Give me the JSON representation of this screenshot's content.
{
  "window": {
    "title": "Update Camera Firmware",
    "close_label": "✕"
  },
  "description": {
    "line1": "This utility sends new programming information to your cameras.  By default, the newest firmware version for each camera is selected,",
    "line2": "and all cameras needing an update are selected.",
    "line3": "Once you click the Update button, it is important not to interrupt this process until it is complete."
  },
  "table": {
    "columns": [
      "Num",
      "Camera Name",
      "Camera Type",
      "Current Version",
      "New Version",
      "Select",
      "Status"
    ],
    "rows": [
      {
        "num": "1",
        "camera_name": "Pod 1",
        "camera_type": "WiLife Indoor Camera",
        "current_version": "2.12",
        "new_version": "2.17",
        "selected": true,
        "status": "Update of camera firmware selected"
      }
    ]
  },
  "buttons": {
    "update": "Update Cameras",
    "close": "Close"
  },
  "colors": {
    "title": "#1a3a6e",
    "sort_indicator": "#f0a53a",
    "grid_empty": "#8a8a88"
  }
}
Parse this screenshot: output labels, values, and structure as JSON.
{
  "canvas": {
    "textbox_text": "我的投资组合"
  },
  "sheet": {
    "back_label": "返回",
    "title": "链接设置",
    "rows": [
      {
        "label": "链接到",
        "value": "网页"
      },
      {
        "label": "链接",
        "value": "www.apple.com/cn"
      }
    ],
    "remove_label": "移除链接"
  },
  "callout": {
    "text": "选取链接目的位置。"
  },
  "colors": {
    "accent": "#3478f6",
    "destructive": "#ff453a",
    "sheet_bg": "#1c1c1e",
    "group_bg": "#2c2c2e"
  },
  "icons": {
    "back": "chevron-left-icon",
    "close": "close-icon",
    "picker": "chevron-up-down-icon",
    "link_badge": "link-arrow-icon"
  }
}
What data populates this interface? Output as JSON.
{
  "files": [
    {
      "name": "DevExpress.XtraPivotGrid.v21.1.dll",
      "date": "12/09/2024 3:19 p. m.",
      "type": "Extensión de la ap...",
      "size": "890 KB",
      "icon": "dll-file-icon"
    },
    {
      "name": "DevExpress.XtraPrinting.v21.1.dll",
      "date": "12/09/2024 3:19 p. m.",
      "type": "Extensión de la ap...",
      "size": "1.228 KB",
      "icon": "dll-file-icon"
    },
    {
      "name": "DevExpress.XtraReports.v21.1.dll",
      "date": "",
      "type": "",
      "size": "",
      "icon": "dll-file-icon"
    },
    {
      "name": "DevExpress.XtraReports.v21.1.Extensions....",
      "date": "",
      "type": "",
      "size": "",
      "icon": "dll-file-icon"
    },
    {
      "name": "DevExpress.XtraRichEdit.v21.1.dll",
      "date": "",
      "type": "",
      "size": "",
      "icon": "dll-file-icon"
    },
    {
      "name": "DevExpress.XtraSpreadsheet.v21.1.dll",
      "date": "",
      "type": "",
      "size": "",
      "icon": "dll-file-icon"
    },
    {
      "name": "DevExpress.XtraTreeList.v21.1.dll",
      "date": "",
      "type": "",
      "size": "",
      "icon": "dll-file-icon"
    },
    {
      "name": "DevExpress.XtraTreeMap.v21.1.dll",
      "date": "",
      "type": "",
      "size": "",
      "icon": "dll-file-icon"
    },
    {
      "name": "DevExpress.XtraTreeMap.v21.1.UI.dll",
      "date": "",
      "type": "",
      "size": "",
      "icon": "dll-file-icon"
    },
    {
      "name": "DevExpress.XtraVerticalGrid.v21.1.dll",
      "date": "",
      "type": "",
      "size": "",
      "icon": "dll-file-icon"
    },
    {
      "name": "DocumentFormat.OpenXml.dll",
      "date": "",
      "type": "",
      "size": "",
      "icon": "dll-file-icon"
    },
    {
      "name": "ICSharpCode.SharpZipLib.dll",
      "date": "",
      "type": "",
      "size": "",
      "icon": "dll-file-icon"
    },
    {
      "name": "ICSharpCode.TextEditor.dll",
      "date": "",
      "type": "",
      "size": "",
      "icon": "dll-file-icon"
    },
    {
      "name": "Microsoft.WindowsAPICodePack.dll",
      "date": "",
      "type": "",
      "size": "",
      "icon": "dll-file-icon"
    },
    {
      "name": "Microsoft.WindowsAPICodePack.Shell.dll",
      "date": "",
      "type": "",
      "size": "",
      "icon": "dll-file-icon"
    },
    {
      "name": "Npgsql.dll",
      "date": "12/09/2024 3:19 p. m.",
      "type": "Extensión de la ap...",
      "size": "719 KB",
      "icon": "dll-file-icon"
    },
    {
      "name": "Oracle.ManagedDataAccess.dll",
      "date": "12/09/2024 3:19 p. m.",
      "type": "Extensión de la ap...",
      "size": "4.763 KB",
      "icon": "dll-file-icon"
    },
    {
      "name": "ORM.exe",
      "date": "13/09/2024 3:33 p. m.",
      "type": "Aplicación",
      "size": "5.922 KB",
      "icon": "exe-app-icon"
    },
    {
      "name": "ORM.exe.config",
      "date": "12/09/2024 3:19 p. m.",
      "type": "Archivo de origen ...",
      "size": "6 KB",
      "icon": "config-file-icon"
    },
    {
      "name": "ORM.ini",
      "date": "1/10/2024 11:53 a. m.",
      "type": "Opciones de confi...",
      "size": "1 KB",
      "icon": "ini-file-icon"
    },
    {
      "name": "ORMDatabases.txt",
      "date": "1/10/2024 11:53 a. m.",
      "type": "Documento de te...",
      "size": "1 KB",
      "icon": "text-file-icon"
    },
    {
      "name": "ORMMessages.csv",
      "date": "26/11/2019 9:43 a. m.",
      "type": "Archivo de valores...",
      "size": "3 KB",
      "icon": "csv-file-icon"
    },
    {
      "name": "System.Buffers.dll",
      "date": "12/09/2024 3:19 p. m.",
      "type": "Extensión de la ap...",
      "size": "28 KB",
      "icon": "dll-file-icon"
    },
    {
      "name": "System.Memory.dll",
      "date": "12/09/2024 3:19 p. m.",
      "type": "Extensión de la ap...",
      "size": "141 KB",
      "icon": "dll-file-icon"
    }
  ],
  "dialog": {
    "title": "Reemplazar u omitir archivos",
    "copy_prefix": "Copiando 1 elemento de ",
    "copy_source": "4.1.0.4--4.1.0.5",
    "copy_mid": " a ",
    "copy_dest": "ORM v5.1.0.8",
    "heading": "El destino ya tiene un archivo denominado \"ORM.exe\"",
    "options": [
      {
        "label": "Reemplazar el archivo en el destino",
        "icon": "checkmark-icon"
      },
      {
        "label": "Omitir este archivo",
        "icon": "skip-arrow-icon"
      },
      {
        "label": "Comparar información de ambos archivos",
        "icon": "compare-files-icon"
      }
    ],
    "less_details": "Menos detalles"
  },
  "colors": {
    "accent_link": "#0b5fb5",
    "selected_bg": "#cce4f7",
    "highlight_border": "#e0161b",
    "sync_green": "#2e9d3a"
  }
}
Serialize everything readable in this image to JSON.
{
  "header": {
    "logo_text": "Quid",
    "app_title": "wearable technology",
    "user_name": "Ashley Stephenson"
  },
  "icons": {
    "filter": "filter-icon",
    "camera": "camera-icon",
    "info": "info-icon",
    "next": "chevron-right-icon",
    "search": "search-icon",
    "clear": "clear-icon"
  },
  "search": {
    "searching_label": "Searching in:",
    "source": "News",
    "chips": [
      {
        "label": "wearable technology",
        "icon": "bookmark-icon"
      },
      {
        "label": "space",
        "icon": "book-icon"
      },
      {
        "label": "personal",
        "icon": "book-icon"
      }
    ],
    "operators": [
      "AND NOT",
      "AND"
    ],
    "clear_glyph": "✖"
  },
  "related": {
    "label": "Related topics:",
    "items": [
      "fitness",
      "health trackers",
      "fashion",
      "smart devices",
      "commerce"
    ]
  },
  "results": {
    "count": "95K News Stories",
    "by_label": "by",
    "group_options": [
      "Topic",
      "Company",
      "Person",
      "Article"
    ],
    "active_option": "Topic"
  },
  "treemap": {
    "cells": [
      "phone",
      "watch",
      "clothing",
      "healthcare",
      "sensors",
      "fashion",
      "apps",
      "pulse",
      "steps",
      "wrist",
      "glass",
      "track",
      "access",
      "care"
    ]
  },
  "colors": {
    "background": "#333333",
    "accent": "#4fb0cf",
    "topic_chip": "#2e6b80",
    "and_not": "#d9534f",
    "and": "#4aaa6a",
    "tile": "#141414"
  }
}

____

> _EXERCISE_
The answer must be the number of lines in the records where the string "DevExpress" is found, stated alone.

> _YOUR SOLUTION_
10